    bb@17… if there was a mass exodus from “risk” assets to “safe” assets within the superannuation system, then bond prices would rise steeply, yields would fall dramatically…and people would be thinking about how they could live off of a 2.5% yielding note, which was previously double that… and the mum and dads would be asking their financial advisor who put their $300,000 into 5.5% paper why they only get chq’s for $7500 each year and not $16500…

    And having missed some of the rugby jibes… PF… got your back… I can say that since 1988…over the last…I dunno… what’s that… 22 or so years…the All Blacks have been probably the most accomplished and polished team ever seen…. in between World Cups… but something about every four years that turns the men from the land of the long white cloud into meek mice… 🙂

  7. The Wolf


    From our friends at ZH…

    Bloomberg has come out with the most succinct and descriptive chart summarizing the “Central Bankers’ dilemma” in which everyone is currently caught in either of four states: inflation, stagflation, recession and debt trap. Nobody wants to be in the lower left or the top right. Unfortunately, America’s future is precisely one of the two, and anything the Fed does will only accelerate America’s adverse transition appropriately.

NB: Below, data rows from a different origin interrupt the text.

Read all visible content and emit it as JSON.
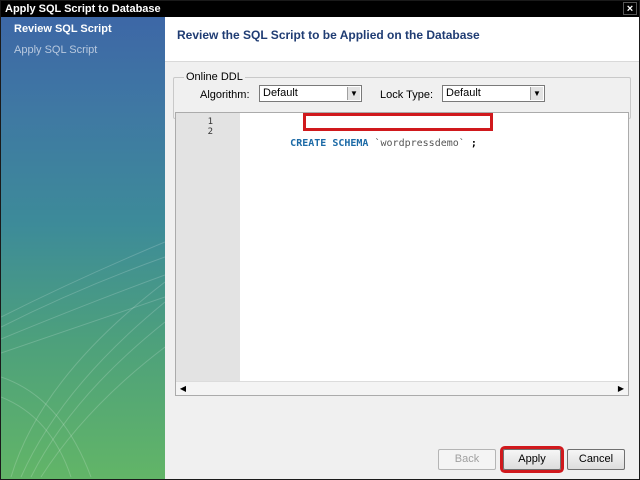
{
  "window": {
    "title": "Apply SQL Script to Database",
    "close_label": "×"
  },
  "sidebar": {
    "items": [
      {
        "label": "Review SQL Script"
      },
      {
        "label": "Apply SQL Script"
      }
    ]
  },
  "header": {
    "title": "Review the SQL Script to be Applied on the Database"
  },
  "online_ddl": {
    "legend": "Online DDL",
    "algorithm_label": "Algorithm:",
    "algorithm_value": "Default",
    "lock_type_label": "Lock Type:",
    "lock_type_value": "Default"
  },
  "editor": {
    "line_numbers": [
      "1",
      "2"
    ],
    "line1": {
      "keyword": "CREATE SCHEMA",
      "identifier": "`wordpressdemo`",
      "terminator": ";"
    }
  },
  "buttons": {
    "back": "Back",
    "apply": "Apply",
    "cancel": "Cancel"
  },
  "colors": {
    "highlight": "#d0191d",
    "title_text": "#1f3c73",
    "keyword": "#1c6aa6"
  }
}
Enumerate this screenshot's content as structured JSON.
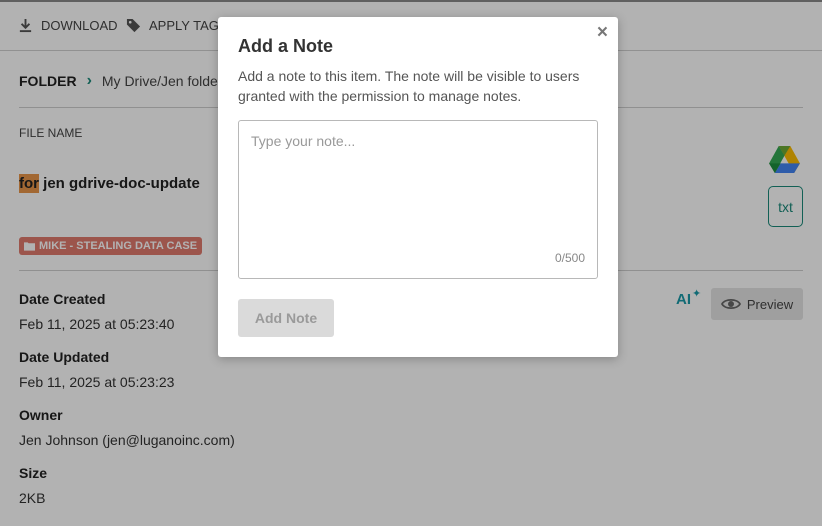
{
  "toolbar": {
    "download_label": "DOWNLOAD",
    "apply_tag_label": "APPLY TAG"
  },
  "breadcrumb": {
    "folder_label": "FOLDER",
    "path": "My Drive/Jen folde"
  },
  "file": {
    "name_label": "FILE NAME",
    "name_highlight": "for",
    "name_rest": " jen gdrive-doc-update",
    "type_badge": "txt",
    "tag": "MIKE - STEALING DATA CASE"
  },
  "metadata": {
    "date_created_label": "Date Created",
    "date_created": "Feb 11, 2025 at 05:23:40",
    "date_updated_label": "Date Updated",
    "date_updated": "Feb 11, 2025 at 05:23:23",
    "owner_label": "Owner",
    "owner": "Jen Johnson (jen@luganoinc.com)",
    "size_label": "Size",
    "size": "2KB"
  },
  "actions": {
    "ai_label": "AI",
    "preview_label": "Preview"
  },
  "modal": {
    "close_symbol": "×",
    "title": "Add a Note",
    "description": "Add a note to this item. The note will be visible to users granted with the permission to manage notes.",
    "note_placeholder": "Type your note...",
    "note_value": "",
    "char_count": "0/500",
    "add_button_label": "Add Note"
  },
  "colors": {
    "accent": "#1a8a7a",
    "tag_bg": "#e07a6e",
    "highlight": "#e8964a"
  },
  "icons": {
    "download": "download-icon",
    "tag": "tag-icon",
    "folder": "folder-icon",
    "gdrive": "google-drive-icon",
    "eye": "eye-icon",
    "ai": "ai-sparkle-icon",
    "close": "close-icon"
  }
}
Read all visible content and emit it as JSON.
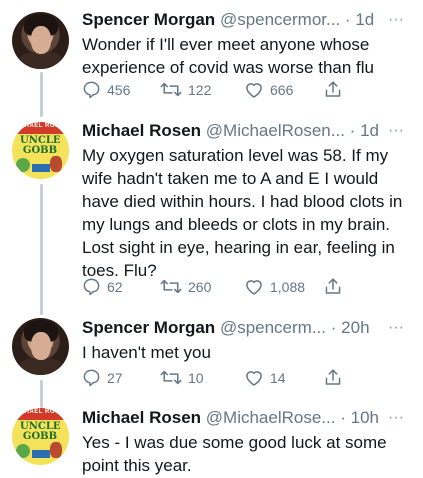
{
  "tweets": [
    {
      "name": "Spencer Morgan",
      "handle": "@spencermor...",
      "separator": "·",
      "time": "1d",
      "more": "···",
      "text": "Wonder if I'll ever meet anyone whose experience of covid was worse than flu",
      "replies": "456",
      "retweets": "122",
      "likes": "666"
    },
    {
      "name": "Michael Rosen",
      "handle": "@MichaelRosen...",
      "separator": "·",
      "time": "1d",
      "more": "···",
      "avatar_author": "MICHAEL ROSEN",
      "avatar_title": "UNCLE GOBB",
      "text": "My oxygen saturation level was 58. If my wife hadn't taken me to A and E I would have died within hours. I had blood clots in my lungs and bleeds or clots in my brain. Lost sight in eye, hearing in ear, feeling in toes. Flu?",
      "replies": "62",
      "retweets": "260",
      "likes": "1,088"
    },
    {
      "name": "Spencer Morgan",
      "handle": "@spencerm...",
      "separator": "·",
      "time": "20h",
      "more": "···",
      "text": "I haven't met you",
      "replies": "27",
      "retweets": "10",
      "likes": "14"
    },
    {
      "name": "Michael Rosen",
      "handle": "@MichaelRose...",
      "separator": "·",
      "time": "10h",
      "more": "···",
      "avatar_author": "MICHAEL ROSEN",
      "avatar_title": "UNCLE GOBB",
      "text": "Yes -  I was due some good luck at some point this year."
    }
  ],
  "colors": {
    "text": "#14171a",
    "muted": "#657786",
    "thread_line": "#c4cfd6"
  },
  "icons": [
    "reply-icon",
    "retweet-icon",
    "like-icon",
    "share-icon",
    "more-icon"
  ]
}
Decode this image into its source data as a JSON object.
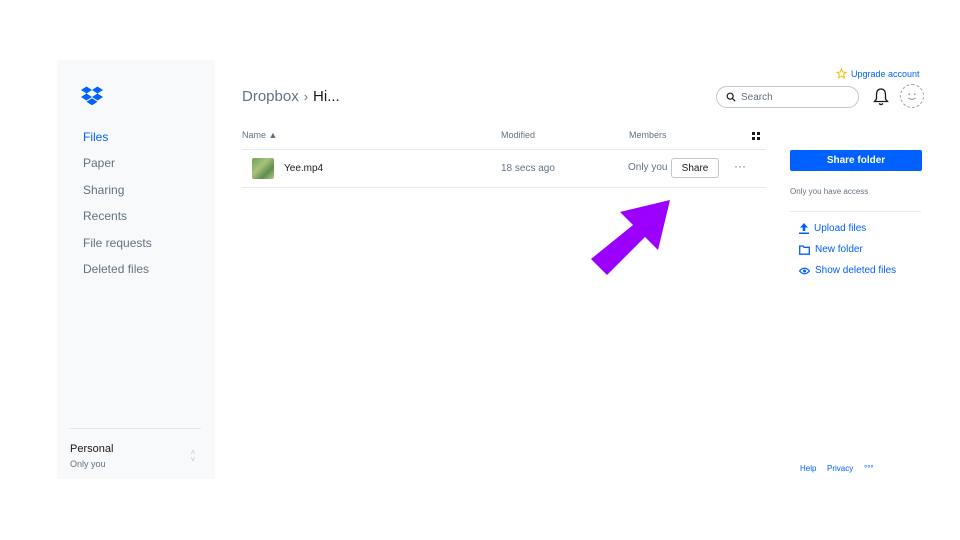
{
  "sidebar": {
    "items": [
      {
        "label": "Files",
        "active": true
      },
      {
        "label": "Paper"
      },
      {
        "label": "Sharing"
      },
      {
        "label": "Recents"
      },
      {
        "label": "File requests"
      },
      {
        "label": "Deleted files"
      }
    ],
    "account": {
      "name": "Personal",
      "sub": "Only you"
    }
  },
  "header": {
    "breadcrumb_root": "Dropbox",
    "breadcrumb_separator": "›",
    "breadcrumb_current": "Hi...",
    "upgrade_label": "Upgrade account",
    "search_placeholder": "Search"
  },
  "table": {
    "columns": {
      "name": "Name ▲",
      "modified": "Modified",
      "members": "Members"
    },
    "rows": [
      {
        "name": "Yee.mp4",
        "modified": "18 secs ago",
        "members": "Only you",
        "share_label": "Share",
        "more_label": "···"
      }
    ]
  },
  "right_panel": {
    "share_folder_label": "Share folder",
    "access_note": "Only you have access",
    "actions": [
      {
        "label": "Upload files",
        "icon": "upload-icon"
      },
      {
        "label": "New folder",
        "icon": "folder-icon"
      },
      {
        "label": "Show deleted files",
        "icon": "eye-icon"
      }
    ]
  },
  "footer": {
    "help": "Help",
    "privacy": "Privacy",
    "more": "°°°"
  },
  "colors": {
    "accent": "#0061fe",
    "arrow": "#9b00ff",
    "sidebar_bg": "#f7f9fa",
    "muted_text": "#637282"
  }
}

  8. J.C.

    Maybe TRB has a point and isn’t the first to note that there are periods where AUD outperformed gold during the last few years. There does seem to be popular support for AUD as some kind of ultra-currency due to the economy’s commodity base and trade relationship with China. Before this latest shock, that seemed to be the prevailing view among the mainstream.
    Perhaps gold is simply driven by myth making and its exalted status as a store of value is absurd at best. I, for one, most definitely don’t discount that view. But while the mainstream continues to promote that position, I’m happy to hedge my bets.

  9. The Wolf

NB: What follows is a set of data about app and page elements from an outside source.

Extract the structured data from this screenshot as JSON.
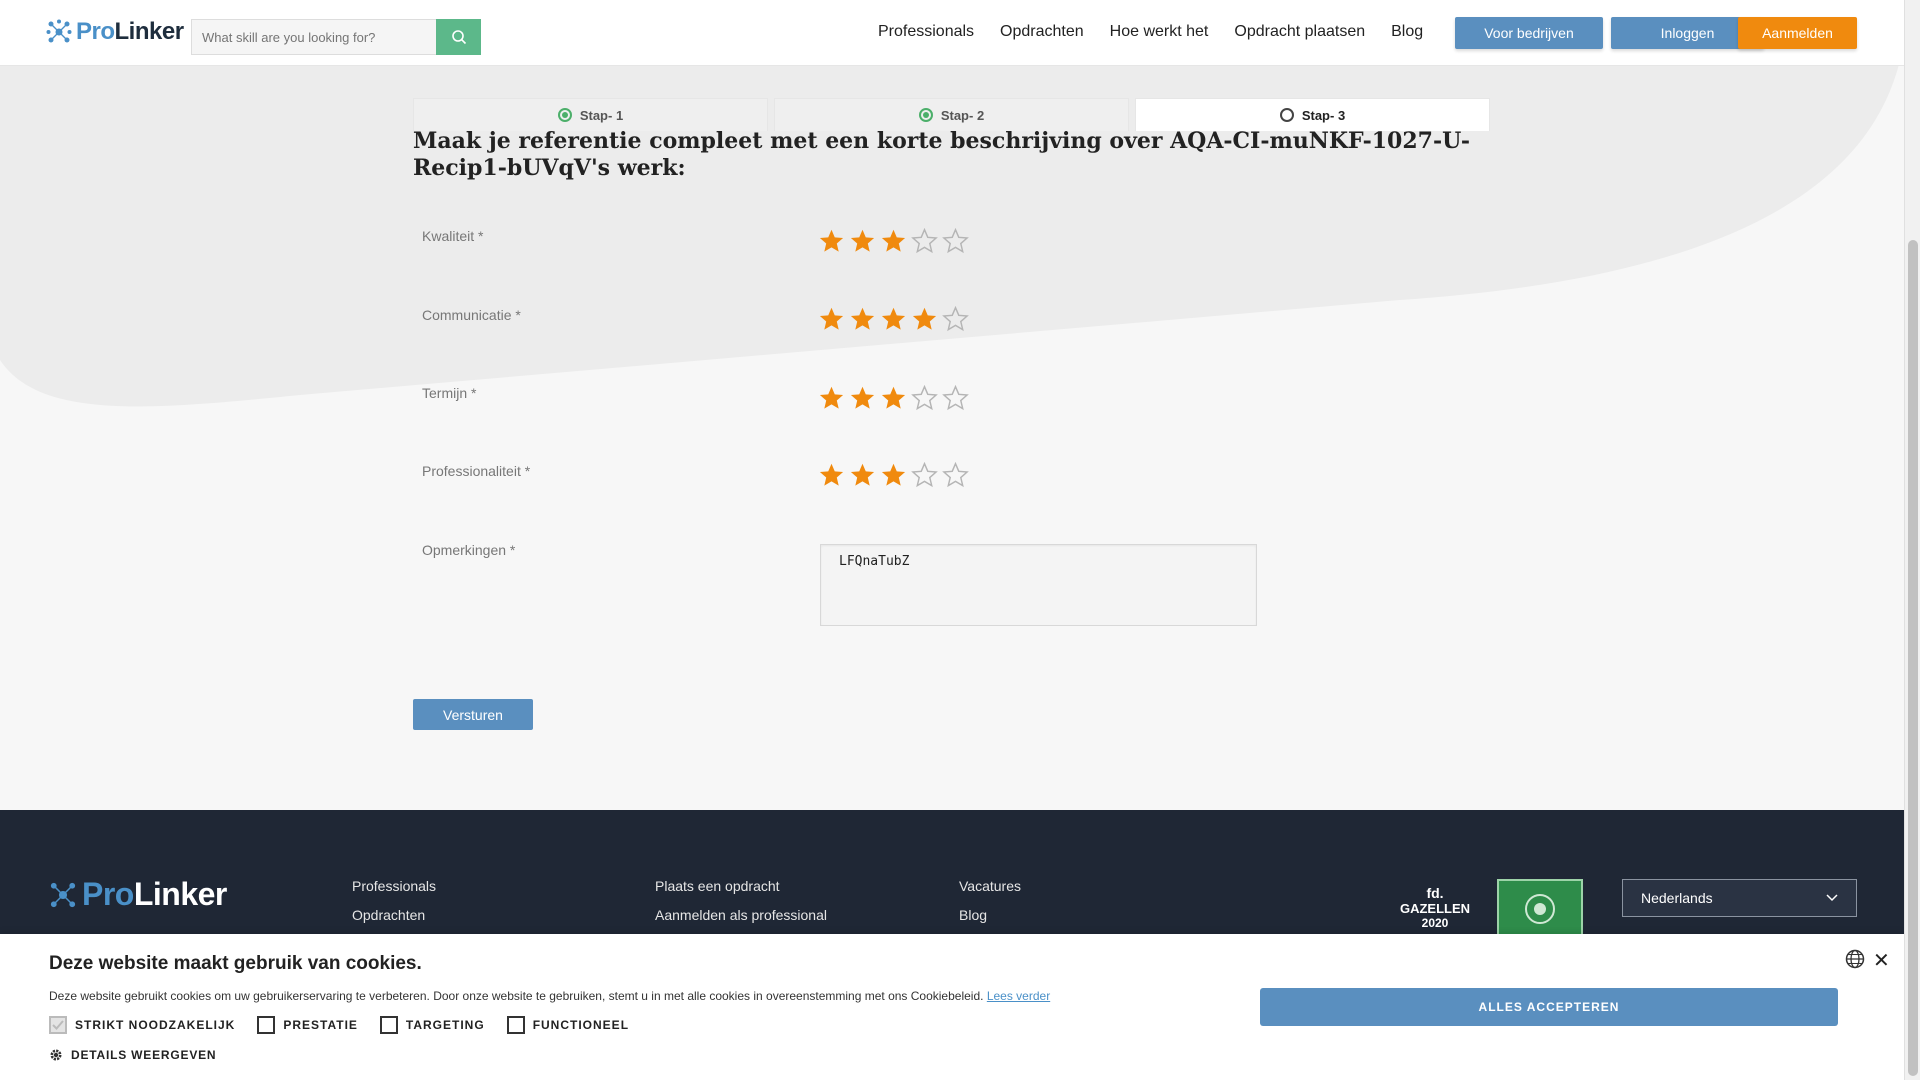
{
  "header": {
    "logo_pro": "Pro",
    "logo_linker": "Linker",
    "search_placeholder": "What skill are you looking for?",
    "nav": [
      "Professionals",
      "Opdrachten",
      "Hoe werkt het",
      "Opdracht plaatsen",
      "Blog"
    ],
    "btn_bedrijven": "Voor bedrijven",
    "btn_inloggen": "Inloggen",
    "btn_aanmelden": "Aanmelden"
  },
  "steps": [
    {
      "label": "Stap- 1",
      "done": true
    },
    {
      "label": "Stap- 2",
      "done": true
    },
    {
      "label": "Stap- 3",
      "done": false
    }
  ],
  "form": {
    "title": "Maak je referentie compleet met een korte beschrijving over AQA-CI-muNKF-1027-U-Recip1-bUVqV's werk:",
    "ratings": [
      {
        "label": "Kwaliteit *",
        "value": 3,
        "max": 5
      },
      {
        "label": "Communicatie *",
        "value": 4,
        "max": 5
      },
      {
        "label": "Termijn *",
        "value": 3,
        "max": 5
      },
      {
        "label": "Professionaliteit *",
        "value": 3,
        "max": 5
      }
    ],
    "remarks_label": "Opmerkingen *",
    "remarks_value": "LFQnaTubZ",
    "submit": "Versturen"
  },
  "footer": {
    "col1": [
      "Professionals",
      "Opdrachten"
    ],
    "col2": [
      "Plaats een opdracht",
      "Aanmelden als professional"
    ],
    "col3": [
      "Vacatures",
      "Blog"
    ],
    "badge_fd_line1": "fd.",
    "badge_fd_line2": "GAZELLEN",
    "badge_fd_line3": "2020",
    "language": "Nederlands"
  },
  "cookie": {
    "title": "Deze website maakt gebruik van cookies.",
    "text": "Deze website gebruikt cookies om uw gebruikerservaring te verbeteren. Door onze website te gebruiken, stemt u in met alle cookies in overeenstemming met ons Cookiebeleid.",
    "link": "Lees verder",
    "options": [
      {
        "label": "STRIKT NOODZAKELIJK",
        "checked": true
      },
      {
        "label": "PRESTATIE",
        "checked": false
      },
      {
        "label": "TARGETING",
        "checked": false
      },
      {
        "label": "FUNCTIONEEL",
        "checked": false
      }
    ],
    "details": "DETAILS WEERGEVEN",
    "accept": "ALLES ACCEPTEREN"
  },
  "colors": {
    "accent_blue": "#5a8fbf",
    "accent_orange": "#f08a0e",
    "star_fill": "#f08a0e",
    "footer_bg": "#1f2735"
  }
}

    Awesome read…

    JC…understood… the price of gold as measured in AUD was not considered in the remit of QE2… I could say that my stockpile of $2kg frozen banana’s outdid gold in AUD terms during QE2… it means about as much…

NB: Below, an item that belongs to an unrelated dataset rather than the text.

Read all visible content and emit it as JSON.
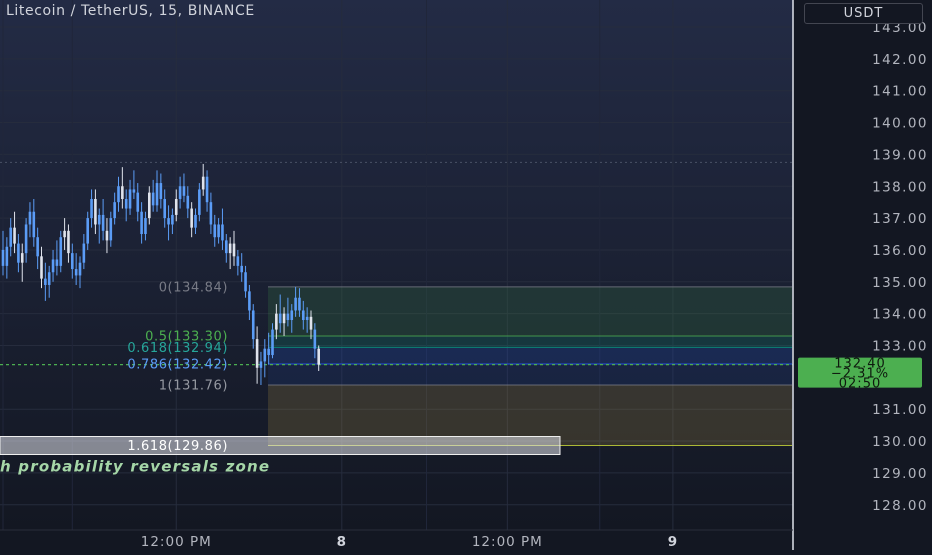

  10. The Wolf

    JC… in hedge fund / banking terms… the AUD is considered a play on China… nothing more nothing less… it is also a nice place to park some capital and pick up reasonable interest rate…however that market is tiny in the overall scheme of things (c’mon Swannee… print a few $T !!)

    Everyone (countries, ppl, companies, etc) suffers from delusions of grandeur… in Australia, we naturally attribute outperformance to something we are doing differently… and the attribute underperformance to the “international markets”… we are but a mere pimple on a gnats ar$e…

    Am with you 100% on PM… have been in the accumulation phase… and will continue to be…

Leave a Reply

Letters will be edited for clarity, punctuation, spelling and length. Abusive or off-topic comments will not be posted. We will not post all comments.

If you would prefer to email the editor, you can do so by sending an email to moneymorning@moneymorning.com.au

Letters will be edited for clarity, punctuation, spelling and length. Abusive or off-topic comments will not be posted. We will not post all comments.
If you would prefer to email the editor, you can do so by sending an email to letters@moneymorning.com.au